Psychological, physiological, provocative and I think quite brilliant.
Originally from California, Mateo moved to Berlin in 2003. His artwork usually incorporates old materials that he finds on the street or at local flea-markets in Germany. Upon these box lids, munitions crates, tobacco tins, and street signs, he creates a world that seems to emerge from another time, or perhaps another dimension. His lovable monsters reflect ourselves back at us. Some display curiosity with a tinge of unease, while others have seemingly been caught unawares whilst having an everyday moment. Just about every image seems to tell a story and invites the viewer to imagine what might occur next.
Video of Mateo painting:
I love the way he exaggerate proportions and emphasise volume and movement. The 1900 to 1950′s figures crowd the frame and overlap each other in angular or swirling composition. He says he is often called on to depict scenes of sexual tension or implied violence. To which he added that it did not matter if the subject is serious or pure kitsch, his work is always about human interaction and isolation. I hope you enjoy his work. :)
Born and raised in Seattle/Washington, Stacey tells stories of an early culture, where she explores the relationship between nature and animals. Her brightly coloured and ethnically textured characters give the viewer a sense of nostalgia, seem slightly frightening hidden behind their masks and at the same time appear familiar and inviting. Stacey draws inspiration from cultures all around the world. I love how she portrays her findings in such a fresh and beautiful manner. Have a look at her blog for more folk art.
Quote from the artist: “I began to experiment with fabric and embroidery, and my technique evolves from the figurative pictorial concept to the sewn finish, drawing on the topics full of irony, tortuous relationships, crime and scornful feminine revenge. Since then, my artwork, as well as my graphic design illustrations have been based on this stylistic pattern.” Paula’s Website

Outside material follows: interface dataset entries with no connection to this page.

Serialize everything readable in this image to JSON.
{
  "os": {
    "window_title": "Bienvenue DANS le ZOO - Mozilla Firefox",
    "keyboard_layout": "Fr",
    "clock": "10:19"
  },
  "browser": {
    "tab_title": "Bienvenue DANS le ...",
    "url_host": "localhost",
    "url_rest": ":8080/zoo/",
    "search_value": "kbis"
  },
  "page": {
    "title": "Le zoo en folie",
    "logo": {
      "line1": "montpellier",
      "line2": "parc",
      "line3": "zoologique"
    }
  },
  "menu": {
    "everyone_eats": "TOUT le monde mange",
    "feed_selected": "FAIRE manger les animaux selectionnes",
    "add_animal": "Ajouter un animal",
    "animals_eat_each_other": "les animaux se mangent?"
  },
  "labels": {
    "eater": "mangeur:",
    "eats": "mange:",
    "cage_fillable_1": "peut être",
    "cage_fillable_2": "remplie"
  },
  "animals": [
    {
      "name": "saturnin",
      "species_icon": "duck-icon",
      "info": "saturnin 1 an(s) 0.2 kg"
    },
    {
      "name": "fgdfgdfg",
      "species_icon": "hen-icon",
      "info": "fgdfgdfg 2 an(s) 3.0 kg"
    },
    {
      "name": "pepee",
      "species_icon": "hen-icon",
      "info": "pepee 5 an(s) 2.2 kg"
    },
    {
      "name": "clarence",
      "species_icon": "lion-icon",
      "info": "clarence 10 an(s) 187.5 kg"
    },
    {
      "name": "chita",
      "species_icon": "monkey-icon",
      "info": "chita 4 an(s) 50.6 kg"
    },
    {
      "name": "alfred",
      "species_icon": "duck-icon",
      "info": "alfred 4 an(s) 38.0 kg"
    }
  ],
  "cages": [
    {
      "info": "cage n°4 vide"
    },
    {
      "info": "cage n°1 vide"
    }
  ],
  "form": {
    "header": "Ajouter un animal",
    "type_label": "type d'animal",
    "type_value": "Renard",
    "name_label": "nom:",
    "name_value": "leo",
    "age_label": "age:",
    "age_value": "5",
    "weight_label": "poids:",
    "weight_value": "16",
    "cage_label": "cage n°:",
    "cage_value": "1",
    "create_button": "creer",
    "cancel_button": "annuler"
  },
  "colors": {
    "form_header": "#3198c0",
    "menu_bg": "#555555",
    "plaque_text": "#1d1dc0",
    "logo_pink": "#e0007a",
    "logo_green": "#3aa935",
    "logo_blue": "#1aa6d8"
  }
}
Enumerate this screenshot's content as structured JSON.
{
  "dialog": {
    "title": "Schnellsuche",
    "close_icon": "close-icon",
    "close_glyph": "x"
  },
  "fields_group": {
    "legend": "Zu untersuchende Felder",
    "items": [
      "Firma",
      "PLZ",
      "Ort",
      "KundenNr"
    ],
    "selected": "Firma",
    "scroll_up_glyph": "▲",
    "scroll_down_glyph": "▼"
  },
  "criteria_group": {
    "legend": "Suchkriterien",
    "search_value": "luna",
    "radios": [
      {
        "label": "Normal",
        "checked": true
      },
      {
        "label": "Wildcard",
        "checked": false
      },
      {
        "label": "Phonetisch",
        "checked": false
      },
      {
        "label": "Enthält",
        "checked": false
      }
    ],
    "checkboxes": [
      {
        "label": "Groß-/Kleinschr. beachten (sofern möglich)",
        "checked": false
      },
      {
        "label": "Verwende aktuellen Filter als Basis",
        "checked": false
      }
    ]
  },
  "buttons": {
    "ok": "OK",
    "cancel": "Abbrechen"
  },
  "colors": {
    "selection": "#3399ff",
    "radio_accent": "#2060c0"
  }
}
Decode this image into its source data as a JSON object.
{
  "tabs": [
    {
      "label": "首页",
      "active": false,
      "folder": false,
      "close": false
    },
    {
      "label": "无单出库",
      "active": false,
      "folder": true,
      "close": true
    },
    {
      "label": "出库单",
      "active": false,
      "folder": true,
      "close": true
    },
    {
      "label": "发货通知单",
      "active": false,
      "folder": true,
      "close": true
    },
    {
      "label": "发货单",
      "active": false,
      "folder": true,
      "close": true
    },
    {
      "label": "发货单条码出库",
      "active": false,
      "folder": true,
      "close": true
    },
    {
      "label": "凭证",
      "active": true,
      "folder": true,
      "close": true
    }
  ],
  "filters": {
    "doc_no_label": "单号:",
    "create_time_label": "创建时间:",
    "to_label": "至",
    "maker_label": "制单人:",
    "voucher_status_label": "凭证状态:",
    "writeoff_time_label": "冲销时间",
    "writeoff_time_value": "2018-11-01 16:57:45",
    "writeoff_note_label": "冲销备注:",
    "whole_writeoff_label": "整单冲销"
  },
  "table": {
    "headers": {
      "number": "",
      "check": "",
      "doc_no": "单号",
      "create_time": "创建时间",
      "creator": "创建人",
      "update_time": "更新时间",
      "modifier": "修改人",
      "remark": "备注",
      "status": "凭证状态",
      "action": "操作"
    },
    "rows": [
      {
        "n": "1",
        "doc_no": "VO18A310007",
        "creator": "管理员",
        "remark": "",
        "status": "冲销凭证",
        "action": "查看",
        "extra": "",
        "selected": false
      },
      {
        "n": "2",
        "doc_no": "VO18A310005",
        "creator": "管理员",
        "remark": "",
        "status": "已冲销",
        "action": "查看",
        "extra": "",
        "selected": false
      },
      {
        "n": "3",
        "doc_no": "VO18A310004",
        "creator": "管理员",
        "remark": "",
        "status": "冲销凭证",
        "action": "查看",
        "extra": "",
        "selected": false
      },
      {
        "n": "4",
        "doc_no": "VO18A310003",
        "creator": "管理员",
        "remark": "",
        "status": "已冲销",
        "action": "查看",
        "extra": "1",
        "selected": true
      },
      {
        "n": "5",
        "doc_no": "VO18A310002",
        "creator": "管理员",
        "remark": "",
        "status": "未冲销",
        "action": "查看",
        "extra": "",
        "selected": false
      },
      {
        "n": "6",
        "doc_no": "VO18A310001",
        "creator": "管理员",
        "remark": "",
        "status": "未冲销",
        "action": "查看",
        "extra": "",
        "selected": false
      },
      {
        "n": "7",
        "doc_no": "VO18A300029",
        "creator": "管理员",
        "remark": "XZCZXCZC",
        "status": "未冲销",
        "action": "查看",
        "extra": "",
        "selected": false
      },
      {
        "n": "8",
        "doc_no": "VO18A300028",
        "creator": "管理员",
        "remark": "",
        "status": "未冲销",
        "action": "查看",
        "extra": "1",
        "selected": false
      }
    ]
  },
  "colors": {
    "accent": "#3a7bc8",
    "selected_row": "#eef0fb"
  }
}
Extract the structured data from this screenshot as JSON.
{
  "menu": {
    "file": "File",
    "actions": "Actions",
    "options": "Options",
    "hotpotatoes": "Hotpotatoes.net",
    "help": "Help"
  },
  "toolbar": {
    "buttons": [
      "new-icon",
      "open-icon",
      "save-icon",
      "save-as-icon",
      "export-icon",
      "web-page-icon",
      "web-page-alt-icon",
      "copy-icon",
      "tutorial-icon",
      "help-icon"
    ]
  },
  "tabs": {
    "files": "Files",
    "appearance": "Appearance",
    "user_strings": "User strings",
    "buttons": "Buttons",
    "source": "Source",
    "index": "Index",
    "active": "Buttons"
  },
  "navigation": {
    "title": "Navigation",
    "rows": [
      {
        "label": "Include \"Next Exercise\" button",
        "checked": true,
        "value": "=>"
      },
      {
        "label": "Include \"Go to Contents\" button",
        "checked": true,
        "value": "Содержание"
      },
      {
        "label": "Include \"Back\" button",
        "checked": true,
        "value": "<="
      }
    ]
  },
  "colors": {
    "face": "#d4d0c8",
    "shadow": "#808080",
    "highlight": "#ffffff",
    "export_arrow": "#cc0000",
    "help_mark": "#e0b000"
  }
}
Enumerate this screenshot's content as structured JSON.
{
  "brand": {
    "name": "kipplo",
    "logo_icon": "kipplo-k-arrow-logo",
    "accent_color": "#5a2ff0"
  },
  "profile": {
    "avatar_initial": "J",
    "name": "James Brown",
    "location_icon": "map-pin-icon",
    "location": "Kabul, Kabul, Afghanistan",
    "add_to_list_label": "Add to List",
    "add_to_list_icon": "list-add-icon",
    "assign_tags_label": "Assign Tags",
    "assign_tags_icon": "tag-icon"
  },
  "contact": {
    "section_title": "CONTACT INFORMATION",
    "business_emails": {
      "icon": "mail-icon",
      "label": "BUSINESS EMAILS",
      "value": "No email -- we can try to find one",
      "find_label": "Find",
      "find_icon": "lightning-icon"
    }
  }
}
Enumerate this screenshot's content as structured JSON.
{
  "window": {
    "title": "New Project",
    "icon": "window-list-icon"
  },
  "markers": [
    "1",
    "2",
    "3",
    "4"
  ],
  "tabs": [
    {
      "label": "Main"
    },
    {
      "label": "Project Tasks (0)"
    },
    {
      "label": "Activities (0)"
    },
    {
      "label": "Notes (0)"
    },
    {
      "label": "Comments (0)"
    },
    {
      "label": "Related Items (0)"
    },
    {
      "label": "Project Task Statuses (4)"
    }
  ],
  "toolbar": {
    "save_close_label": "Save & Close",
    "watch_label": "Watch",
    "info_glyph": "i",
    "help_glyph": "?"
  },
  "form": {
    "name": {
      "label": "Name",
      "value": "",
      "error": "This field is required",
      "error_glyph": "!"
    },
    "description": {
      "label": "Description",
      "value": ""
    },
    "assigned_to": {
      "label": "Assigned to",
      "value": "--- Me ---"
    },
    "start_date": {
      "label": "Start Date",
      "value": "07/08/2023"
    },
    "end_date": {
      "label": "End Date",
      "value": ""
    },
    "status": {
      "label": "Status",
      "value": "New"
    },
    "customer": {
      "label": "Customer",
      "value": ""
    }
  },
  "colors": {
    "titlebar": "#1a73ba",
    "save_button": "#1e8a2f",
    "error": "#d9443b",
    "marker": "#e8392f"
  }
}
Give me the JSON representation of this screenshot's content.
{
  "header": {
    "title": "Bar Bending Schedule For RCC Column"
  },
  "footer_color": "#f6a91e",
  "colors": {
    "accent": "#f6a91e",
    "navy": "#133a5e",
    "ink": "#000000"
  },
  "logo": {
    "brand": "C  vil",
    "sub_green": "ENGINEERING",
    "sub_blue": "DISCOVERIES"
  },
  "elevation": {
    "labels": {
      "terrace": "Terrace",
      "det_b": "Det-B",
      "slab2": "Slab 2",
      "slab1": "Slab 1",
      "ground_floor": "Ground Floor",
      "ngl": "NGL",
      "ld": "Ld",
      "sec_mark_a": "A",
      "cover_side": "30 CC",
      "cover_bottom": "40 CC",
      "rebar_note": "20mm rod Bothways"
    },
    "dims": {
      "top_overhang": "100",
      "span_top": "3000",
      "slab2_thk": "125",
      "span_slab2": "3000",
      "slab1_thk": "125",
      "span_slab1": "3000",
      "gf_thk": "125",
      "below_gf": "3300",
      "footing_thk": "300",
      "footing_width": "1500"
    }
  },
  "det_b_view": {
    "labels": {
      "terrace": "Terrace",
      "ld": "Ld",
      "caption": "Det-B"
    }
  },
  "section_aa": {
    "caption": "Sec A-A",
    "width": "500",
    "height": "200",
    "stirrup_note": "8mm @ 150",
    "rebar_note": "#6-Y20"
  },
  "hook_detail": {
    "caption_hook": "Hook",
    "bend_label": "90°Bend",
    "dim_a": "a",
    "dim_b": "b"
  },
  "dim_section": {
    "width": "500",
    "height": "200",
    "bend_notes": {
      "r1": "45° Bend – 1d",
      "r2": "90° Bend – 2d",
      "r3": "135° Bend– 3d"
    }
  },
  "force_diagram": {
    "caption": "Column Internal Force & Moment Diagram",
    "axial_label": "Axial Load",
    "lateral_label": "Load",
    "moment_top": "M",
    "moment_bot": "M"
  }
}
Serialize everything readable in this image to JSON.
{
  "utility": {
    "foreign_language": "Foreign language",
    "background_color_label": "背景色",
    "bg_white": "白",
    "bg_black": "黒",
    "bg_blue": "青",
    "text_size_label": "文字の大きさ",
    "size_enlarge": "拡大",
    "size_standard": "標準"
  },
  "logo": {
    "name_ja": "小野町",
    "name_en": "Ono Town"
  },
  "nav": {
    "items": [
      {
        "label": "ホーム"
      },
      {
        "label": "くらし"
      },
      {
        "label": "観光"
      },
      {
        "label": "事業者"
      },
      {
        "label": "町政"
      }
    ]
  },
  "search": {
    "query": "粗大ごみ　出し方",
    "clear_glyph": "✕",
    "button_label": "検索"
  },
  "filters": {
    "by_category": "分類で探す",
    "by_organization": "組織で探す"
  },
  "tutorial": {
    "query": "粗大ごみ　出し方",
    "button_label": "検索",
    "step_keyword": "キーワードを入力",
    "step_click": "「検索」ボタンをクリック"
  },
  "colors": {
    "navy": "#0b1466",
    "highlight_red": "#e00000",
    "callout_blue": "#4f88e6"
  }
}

I really love the tactile feeling of these sewn illustrations. Note that there are the full pieces and to each piece there is one relating zoomed image which you need to have a look at if you want to get a feeling for her work.